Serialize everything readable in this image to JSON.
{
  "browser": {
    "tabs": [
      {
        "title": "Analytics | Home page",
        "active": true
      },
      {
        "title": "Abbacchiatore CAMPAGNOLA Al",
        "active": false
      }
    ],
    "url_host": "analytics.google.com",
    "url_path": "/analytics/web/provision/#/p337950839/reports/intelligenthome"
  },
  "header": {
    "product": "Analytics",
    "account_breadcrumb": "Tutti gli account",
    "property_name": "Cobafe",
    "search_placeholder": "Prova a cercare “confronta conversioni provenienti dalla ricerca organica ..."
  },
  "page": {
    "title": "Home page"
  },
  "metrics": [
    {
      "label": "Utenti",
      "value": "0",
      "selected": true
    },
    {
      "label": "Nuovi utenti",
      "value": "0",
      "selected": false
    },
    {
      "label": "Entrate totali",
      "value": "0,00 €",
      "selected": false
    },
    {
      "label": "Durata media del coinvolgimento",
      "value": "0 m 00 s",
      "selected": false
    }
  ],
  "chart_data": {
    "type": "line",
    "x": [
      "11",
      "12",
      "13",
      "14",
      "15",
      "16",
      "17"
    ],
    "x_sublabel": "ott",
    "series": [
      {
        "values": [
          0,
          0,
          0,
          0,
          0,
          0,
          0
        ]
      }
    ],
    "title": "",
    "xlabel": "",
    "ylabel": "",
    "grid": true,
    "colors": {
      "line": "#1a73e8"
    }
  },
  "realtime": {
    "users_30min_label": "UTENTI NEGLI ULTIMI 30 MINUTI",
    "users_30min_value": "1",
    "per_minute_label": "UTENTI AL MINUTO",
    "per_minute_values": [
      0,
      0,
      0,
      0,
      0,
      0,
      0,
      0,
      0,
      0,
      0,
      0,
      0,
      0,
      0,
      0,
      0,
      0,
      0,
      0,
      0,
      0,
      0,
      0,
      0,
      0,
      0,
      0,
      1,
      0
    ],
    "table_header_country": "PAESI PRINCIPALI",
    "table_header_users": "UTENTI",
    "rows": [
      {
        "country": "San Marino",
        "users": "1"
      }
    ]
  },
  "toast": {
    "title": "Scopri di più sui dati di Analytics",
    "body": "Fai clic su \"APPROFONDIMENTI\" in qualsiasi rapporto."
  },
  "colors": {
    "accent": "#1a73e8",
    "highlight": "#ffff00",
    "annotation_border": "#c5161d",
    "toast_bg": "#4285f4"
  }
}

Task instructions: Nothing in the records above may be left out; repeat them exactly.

Response to the task:
Serialize everything readable in this image to JSON.
{
  "browser": {
    "tabs": [
      {
        "title": "Analytics | Home page",
        "active": true
      },
      {
        "title": "Abbacchiatore CAMPAGNOLA Al",
        "active": false
      }
    ],
    "url_host": "analytics.google.com",
    "url_path": "/analytics/web/provision/#/p337950839/reports/intelligenthome"
  },
  "header": {
    "product": "Analytics",
    "account_breadcrumb": "Tutti gli account",
    "property_name": "Cobafe",
    "search_placeholder": "Prova a cercare “confronta conversioni provenienti dalla ricerca organica ..."
  },
  "page": {
    "title": "Home page"
  },
  "metrics": [
    {
      "label": "Utenti",
      "value": "0",
      "selected": true
    },
    {
      "label": "Nuovi utenti",
      "value": "0",
      "selected": false
    },
    {
      "label": "Entrate totali",
      "value": "0,00 €",
      "selected": false
    },
    {
      "label": "Durata media del coinvolgimento",
      "value": "0 m 00 s",
      "selected": false
    }
  ],
  "chart_data": {
    "type": "line",
    "x": [
      "11",
      "12",
      "13",
      "14",
      "15",
      "16",
      "17"
    ],
    "x_sublabel": "ott",
    "series": [
      {
        "values": [
          0,
          0,
          0,
          0,
          0,
          0,
          0
        ]
      }
    ],
    "title": "",
    "xlabel": "",
    "ylabel": "",
    "grid": true,
    "colors": {
      "line": "#1a73e8"
    }
  },
  "realtime": {
    "users_30min_label": "UTENTI NEGLI ULTIMI 30 MINUTI",
    "users_30min_value": "1",
    "per_minute_label": "UTENTI AL MINUTO",
    "per_minute_values": [
      0,
      0,
      0,
      0,
      0,
      0,
      0,
      0,
      0,
      0,
      0,
      0,
      0,
      0,
      0,
      0,
      0,
      0,
      0,
      0,
      0,
      0,
      0,
      0,
      0,
      0,
      0,
      0,
      1,
      0
    ],
    "table_header_country": "PAESI PRINCIPALI",
    "table_header_users": "UTENTI",
    "rows": [
      {
        "country": "San Marino",
        "users": "1"
      }
    ]
  },
  "toast": {
    "title": "Scopri di più sui dati di Analytics",
    "body": "Fai clic su \"APPROFONDIMENTI\" in qualsiasi rapporto."
  },
  "colors": {
    "accent": "#1a73e8",
    "highlight": "#ffff00",
    "annotation_border": "#c5161d",
    "toast_bg": "#4285f4"
  }
}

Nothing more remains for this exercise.